## Collected data entries
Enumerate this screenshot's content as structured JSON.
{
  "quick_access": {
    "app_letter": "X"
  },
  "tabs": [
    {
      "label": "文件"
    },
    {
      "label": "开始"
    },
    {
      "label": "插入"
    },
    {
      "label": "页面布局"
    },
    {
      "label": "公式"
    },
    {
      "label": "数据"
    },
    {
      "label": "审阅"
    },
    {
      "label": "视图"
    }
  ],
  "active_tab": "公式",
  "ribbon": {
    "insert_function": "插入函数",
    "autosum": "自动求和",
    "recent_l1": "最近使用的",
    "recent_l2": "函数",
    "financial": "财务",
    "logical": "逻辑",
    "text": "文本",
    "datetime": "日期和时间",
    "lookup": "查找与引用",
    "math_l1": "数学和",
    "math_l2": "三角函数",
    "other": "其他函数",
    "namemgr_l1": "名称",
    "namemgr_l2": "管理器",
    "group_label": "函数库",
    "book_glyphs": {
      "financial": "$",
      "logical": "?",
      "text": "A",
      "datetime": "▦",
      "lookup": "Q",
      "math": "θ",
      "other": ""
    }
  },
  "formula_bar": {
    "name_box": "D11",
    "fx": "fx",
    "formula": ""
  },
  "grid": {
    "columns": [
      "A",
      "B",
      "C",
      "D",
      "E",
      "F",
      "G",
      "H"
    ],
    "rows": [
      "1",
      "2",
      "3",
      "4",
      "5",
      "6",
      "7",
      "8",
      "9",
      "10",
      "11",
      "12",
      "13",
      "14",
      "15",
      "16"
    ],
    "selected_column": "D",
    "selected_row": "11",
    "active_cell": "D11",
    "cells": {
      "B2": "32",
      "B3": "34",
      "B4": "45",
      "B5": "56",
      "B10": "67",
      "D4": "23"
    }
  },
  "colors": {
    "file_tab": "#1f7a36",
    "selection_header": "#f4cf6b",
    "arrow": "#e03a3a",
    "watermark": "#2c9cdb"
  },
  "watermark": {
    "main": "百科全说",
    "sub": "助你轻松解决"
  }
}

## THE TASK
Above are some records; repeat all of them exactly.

## ANSWER FOR THE TASK
Enumerate this screenshot's content as structured JSON.
{
  "quick_access": {
    "app_letter": "X"
  },
  "tabs": [
    {
      "label": "文件"
    },
    {
      "label": "开始"
    },
    {
      "label": "插入"
    },
    {
      "label": "页面布局"
    },
    {
      "label": "公式"
    },
    {
      "label": "数据"
    },
    {
      "label": "审阅"
    },
    {
      "label": "视图"
    }
  ],
  "active_tab": "公式",
  "ribbon": {
    "insert_function": "插入函数",
    "autosum": "自动求和",
    "recent_l1": "最近使用的",
    "recent_l2": "函数",
    "financial": "财务",
    "logical": "逻辑",
    "text": "文本",
    "datetime": "日期和时间",
    "lookup": "查找与引用",
    "math_l1": "数学和",
    "math_l2": "三角函数",
    "other": "其他函数",
    "namemgr_l1": "名称",
    "namemgr_l2": "管理器",
    "group_label": "函数库",
    "book_glyphs": {
      "financial": "$",
      "logical": "?",
      "text": "A",
      "datetime": "▦",
      "lookup": "Q",
      "math": "θ",
      "other": ""
    }
  },
  "formula_bar": {
    "name_box": "D11",
    "fx": "fx",
    "formula": ""
  },
  "grid": {
    "columns": [
      "A",
      "B",
      "C",
      "D",
      "E",
      "F",
      "G",
      "H"
    ],
    "rows": [
      "1",
      "2",
      "3",
      "4",
      "5",
      "6",
      "7",
      "8",
      "9",
      "10",
      "11",
      "12",
      "13",
      "14",
      "15",
      "16"
    ],
    "selected_column": "D",
    "selected_row": "11",
    "active_cell": "D11",
    "cells": {
      "B2": "32",
      "B3": "34",
      "B4": "45",
      "B5": "56",
      "B10": "67",
      "D4": "23"
    }
  },
  "colors": {
    "file_tab": "#1f7a36",
    "selection_header": "#f4cf6b",
    "arrow": "#e03a3a",
    "watermark": "#2c9cdb"
  },
  "watermark": {
    "main": "百科全说",
    "sub": "助你轻松解决"
  }
}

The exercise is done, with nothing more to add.